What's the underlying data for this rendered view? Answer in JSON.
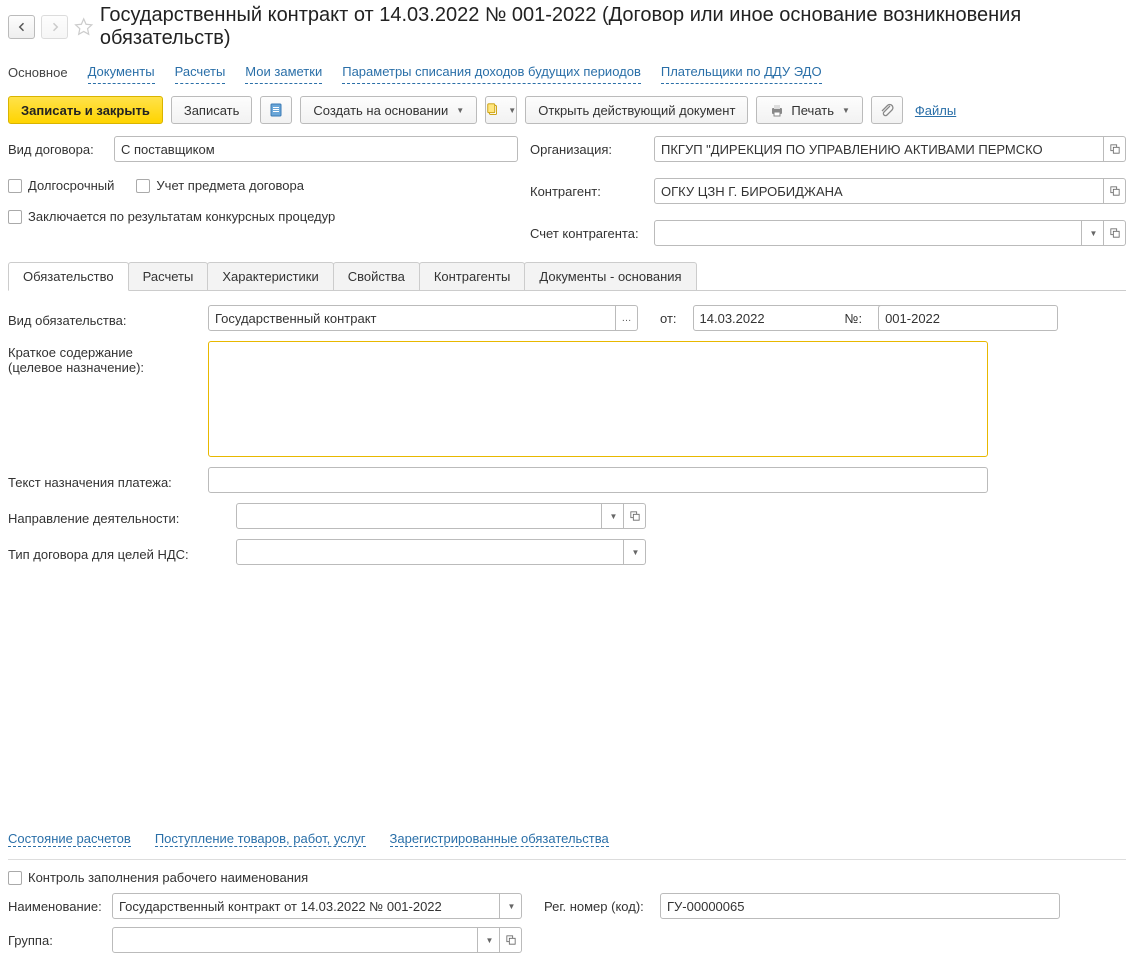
{
  "header": {
    "title": "Государственный контракт от 14.03.2022 № 001-2022 (Договор или иное основание возникновения обязательств)"
  },
  "navlinks": {
    "main": "Основное",
    "docs": "Документы",
    "calc": "Расчеты",
    "notes": "Мои заметки",
    "params": "Параметры списания доходов будущих периодов",
    "payers": "Плательщики по ДДУ ЭДО"
  },
  "toolbar": {
    "save_close": "Записать и закрыть",
    "save": "Записать",
    "create_based": "Создать на основании",
    "open_current": "Открыть действующий документ",
    "print": "Печать",
    "files": "Файлы"
  },
  "top_form": {
    "contract_type_label": "Вид договора:",
    "contract_type_value": "С поставщиком",
    "longterm_label": "Долгосрочный",
    "subject_label": "Учет предмета договора",
    "tender_label": "Заключается по результатам конкурсных процедур",
    "org_label": "Организация:",
    "org_value": "ПКГУП \"ДИРЕКЦИЯ ПО УПРАВЛЕНИЮ АКТИВАМИ ПЕРМСКО",
    "counter_label": "Контрагент:",
    "counter_value": "ОГКУ ЦЗН Г. БИРОБИДЖАНА",
    "account_label": "Счет контрагента:",
    "account_value": ""
  },
  "tabs": {
    "t0": "Обязательство",
    "t1": "Расчеты",
    "t2": "Характеристики",
    "t3": "Свойства",
    "t4": "Контрагенты",
    "t5": "Документы - основания"
  },
  "obl": {
    "type_label": "Вид обязательства:",
    "type_value": "Государственный контракт",
    "from_label": "от:",
    "from_value": "14.03.2022",
    "num_label": "№:",
    "num_value": "001-2022",
    "summary_label1": "Краткое содержание",
    "summary_label2": "(целевое назначение):",
    "summary_value": "",
    "payment_label": "Текст назначения платежа:",
    "payment_value": "",
    "direction_label": "Направление деятельности:",
    "direction_value": "",
    "vat_label": "Тип договора для целей НДС:",
    "vat_value": ""
  },
  "bottom_links": {
    "l1": "Состояние расчетов",
    "l2": "Поступление товаров, работ, услуг",
    "l3": "Зарегистрированные обязательства"
  },
  "footer": {
    "control_label": "Контроль заполнения рабочего наименования",
    "name_label": "Наименование:",
    "name_value": "Государственный контракт от 14.03.2022 № 001-2022",
    "reg_label": "Рег. номер (код):",
    "reg_value": "ГУ-00000065",
    "group_label": "Группа:",
    "group_value": ""
  }
}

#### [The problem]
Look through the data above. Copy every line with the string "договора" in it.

#### [Solution for this task]
    "contract_type_label": "Вид договора:",
    "subject_label": "Учет предмета договора",
    "vat_label": "Тип договора для целей НДС:",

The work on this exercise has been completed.